The novel and the movie actually focus on the limitations of the spy satellites, noting that the terrorists know when they will fly overhead and thus they hide any suspicious activity. They are only able to get those ambiguous satellite photos by re-routing the satellites to fly over at a new time.
And the raid on the terrorist camp is deliberately timed to take place when a satellite is overhead, so that the guys back at the CIA can watch it, in real time.
The satellites are able to tell when a previously dormant camp has taken on quite a few new (secret) occupants, despite their taking care not to be out when the satellites are overhead. Deserts get rather cold at night (no humidity and no foliage means nothing to keep the heat on the ground), so the satellites can easily tell when heaters are being used in more tents than usual.

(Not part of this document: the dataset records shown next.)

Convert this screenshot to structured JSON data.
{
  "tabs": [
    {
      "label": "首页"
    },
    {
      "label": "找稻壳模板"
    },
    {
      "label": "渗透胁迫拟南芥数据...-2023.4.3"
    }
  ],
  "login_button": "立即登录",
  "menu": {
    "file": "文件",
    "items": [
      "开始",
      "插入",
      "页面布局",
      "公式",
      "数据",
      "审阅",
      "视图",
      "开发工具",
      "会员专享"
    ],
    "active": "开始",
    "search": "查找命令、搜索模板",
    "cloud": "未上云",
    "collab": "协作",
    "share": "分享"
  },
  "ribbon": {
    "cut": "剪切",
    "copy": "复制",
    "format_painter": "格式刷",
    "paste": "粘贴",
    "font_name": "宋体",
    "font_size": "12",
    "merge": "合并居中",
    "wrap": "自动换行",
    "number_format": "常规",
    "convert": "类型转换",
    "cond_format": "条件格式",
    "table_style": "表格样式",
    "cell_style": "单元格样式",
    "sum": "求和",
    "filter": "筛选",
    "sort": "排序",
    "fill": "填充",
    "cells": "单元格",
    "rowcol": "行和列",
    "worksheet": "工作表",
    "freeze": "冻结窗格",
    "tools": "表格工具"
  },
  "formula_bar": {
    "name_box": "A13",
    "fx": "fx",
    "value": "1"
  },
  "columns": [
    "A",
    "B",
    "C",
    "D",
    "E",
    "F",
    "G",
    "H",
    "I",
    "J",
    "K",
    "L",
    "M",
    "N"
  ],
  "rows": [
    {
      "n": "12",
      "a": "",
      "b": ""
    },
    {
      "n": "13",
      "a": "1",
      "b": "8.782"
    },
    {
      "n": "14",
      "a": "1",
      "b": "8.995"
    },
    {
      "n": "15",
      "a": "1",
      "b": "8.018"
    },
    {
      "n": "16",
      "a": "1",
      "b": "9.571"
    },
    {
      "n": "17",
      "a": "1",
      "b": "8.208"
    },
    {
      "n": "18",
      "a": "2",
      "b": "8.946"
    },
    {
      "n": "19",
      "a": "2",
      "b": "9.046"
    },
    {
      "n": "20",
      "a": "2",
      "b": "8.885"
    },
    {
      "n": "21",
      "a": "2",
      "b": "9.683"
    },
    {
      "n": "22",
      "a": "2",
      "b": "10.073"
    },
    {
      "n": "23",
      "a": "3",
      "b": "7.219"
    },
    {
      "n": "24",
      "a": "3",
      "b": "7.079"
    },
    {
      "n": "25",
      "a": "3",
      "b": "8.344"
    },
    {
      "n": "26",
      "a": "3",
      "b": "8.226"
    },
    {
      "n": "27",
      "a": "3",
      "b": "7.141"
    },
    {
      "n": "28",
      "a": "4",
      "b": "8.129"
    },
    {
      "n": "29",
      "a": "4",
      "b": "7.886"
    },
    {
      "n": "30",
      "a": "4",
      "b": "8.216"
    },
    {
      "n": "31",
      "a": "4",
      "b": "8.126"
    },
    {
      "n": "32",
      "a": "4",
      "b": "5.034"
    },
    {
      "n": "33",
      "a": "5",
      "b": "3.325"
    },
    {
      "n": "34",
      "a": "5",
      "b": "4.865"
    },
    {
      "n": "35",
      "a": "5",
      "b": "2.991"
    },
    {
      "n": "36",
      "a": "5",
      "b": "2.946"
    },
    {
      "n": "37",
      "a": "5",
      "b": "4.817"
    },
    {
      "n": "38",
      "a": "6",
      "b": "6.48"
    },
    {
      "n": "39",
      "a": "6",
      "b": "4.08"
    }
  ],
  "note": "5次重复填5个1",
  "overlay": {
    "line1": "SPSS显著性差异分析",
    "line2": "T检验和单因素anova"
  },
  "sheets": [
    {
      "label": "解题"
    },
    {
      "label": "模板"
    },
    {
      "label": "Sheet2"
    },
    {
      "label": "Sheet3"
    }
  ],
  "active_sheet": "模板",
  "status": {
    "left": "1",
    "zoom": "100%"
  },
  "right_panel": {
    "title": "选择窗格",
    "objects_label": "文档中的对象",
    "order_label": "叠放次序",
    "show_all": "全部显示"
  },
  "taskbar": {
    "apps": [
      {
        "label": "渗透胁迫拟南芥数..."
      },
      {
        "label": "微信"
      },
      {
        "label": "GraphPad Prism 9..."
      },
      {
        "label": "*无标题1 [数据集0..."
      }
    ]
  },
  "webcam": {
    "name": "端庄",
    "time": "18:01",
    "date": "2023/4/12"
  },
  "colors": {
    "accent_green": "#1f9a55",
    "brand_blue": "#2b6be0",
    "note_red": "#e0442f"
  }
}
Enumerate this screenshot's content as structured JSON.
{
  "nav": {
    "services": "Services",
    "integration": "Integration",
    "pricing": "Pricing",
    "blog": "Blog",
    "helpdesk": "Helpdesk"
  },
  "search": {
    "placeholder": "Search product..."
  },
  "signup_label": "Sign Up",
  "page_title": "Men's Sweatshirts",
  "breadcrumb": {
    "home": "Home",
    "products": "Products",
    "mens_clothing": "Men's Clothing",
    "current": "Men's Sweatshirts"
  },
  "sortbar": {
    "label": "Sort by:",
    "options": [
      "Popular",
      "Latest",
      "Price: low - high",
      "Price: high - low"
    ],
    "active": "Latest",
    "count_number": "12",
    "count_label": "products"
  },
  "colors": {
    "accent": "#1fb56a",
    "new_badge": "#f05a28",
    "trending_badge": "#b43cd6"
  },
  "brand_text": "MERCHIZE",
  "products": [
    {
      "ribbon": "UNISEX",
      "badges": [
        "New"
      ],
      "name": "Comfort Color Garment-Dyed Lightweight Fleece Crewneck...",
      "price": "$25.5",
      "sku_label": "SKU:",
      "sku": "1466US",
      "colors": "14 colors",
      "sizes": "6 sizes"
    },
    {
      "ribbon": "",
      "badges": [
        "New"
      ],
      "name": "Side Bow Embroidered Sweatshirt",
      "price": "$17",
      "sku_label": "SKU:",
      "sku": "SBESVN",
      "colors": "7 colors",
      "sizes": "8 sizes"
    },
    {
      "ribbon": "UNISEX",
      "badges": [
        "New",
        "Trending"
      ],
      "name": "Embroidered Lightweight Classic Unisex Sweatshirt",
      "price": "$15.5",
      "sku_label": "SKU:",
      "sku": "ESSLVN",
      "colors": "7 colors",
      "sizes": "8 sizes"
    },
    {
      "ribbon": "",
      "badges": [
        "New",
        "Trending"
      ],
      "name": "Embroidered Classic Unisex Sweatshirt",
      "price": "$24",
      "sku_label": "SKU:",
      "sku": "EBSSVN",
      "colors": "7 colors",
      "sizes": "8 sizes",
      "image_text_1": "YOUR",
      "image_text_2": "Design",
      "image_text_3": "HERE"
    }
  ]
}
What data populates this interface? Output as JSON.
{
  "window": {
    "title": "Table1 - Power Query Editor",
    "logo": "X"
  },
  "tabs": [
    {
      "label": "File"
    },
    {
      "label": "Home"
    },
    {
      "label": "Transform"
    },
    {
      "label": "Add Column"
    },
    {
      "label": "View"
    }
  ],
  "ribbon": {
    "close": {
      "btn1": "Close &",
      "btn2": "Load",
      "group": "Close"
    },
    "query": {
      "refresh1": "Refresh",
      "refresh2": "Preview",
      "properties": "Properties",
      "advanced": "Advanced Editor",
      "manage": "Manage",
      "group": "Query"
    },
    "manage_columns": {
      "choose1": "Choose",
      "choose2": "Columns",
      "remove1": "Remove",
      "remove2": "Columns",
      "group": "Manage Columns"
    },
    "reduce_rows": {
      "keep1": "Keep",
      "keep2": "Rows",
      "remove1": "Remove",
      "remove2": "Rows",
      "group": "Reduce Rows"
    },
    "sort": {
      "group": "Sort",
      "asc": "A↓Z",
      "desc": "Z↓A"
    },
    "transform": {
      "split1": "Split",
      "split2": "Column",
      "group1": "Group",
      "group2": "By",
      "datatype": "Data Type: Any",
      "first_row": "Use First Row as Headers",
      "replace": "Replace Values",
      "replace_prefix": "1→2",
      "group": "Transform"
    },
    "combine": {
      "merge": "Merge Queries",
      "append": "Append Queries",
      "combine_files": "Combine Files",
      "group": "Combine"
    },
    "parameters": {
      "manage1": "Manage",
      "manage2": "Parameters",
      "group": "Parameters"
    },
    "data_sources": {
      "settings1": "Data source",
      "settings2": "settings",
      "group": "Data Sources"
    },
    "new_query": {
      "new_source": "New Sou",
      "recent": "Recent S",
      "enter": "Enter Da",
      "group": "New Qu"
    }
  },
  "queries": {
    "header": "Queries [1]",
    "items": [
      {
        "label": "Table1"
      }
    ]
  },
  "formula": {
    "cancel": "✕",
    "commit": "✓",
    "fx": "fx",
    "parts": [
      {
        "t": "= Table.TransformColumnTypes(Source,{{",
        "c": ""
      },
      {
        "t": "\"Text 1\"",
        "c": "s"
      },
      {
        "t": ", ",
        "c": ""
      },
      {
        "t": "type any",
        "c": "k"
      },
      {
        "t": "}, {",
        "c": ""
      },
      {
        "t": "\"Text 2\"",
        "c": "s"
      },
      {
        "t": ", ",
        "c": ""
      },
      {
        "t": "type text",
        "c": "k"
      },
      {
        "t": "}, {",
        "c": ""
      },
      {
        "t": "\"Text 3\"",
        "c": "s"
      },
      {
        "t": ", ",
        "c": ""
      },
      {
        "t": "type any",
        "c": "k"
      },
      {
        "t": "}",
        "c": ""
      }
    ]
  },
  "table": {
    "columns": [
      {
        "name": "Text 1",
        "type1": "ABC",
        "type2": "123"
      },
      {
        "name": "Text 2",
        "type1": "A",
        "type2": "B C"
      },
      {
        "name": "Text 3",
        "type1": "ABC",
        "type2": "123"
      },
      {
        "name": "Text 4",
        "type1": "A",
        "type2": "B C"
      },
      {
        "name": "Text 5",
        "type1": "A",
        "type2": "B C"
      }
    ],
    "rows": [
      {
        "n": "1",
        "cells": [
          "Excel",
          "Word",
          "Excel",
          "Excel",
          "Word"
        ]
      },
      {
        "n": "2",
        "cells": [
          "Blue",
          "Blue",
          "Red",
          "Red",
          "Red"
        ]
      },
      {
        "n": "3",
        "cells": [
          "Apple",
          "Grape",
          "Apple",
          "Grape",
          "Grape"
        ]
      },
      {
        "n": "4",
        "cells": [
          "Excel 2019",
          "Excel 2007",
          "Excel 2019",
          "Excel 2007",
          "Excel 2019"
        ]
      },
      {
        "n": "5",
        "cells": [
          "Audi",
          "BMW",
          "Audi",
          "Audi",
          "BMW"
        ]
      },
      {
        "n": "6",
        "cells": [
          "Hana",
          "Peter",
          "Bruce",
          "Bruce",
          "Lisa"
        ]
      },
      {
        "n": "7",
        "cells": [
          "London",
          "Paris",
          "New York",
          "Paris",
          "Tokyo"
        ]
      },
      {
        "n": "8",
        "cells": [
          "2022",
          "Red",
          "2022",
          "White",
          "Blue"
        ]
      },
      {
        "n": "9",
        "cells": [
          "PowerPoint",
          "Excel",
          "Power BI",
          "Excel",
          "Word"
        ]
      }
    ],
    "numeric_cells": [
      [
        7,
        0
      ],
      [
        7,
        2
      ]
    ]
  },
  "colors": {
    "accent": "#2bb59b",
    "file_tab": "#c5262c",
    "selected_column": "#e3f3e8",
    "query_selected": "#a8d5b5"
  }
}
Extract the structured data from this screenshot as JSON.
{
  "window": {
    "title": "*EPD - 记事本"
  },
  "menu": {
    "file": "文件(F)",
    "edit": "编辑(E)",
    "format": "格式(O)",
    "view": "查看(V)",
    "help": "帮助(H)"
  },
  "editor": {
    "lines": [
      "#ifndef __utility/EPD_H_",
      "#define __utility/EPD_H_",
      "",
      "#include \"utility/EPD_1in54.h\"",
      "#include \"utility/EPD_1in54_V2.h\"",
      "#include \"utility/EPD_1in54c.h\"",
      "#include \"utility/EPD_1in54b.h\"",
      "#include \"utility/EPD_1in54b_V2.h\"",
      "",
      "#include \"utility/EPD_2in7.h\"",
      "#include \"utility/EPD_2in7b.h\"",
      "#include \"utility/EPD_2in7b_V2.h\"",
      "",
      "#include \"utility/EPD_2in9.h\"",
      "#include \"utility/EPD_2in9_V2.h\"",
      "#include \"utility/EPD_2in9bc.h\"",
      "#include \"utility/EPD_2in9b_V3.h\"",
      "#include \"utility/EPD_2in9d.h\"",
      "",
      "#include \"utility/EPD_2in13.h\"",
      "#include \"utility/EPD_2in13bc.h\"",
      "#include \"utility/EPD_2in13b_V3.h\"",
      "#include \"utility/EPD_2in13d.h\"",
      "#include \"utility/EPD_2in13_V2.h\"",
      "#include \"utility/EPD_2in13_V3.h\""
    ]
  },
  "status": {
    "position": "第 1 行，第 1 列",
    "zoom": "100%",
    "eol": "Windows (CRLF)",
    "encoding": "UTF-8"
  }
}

The Starscream: During his stint as the PIRA's counter-intelligence chief, O'Donnell actively purged members whose political views differed from his own. When he ended up being found out, he founded the ULA in an attempt to kill the PIRA's leadership and take their place.
The Troubles: The novel is set during the latter stages of the conflict, and Ryan's intervention in the attack on the royals brings him right into the middle of it.
Western Terrorists: The IRA and ULA notwithstanding, there's also Alex Dobbens and his group of revolutionaries on US soil.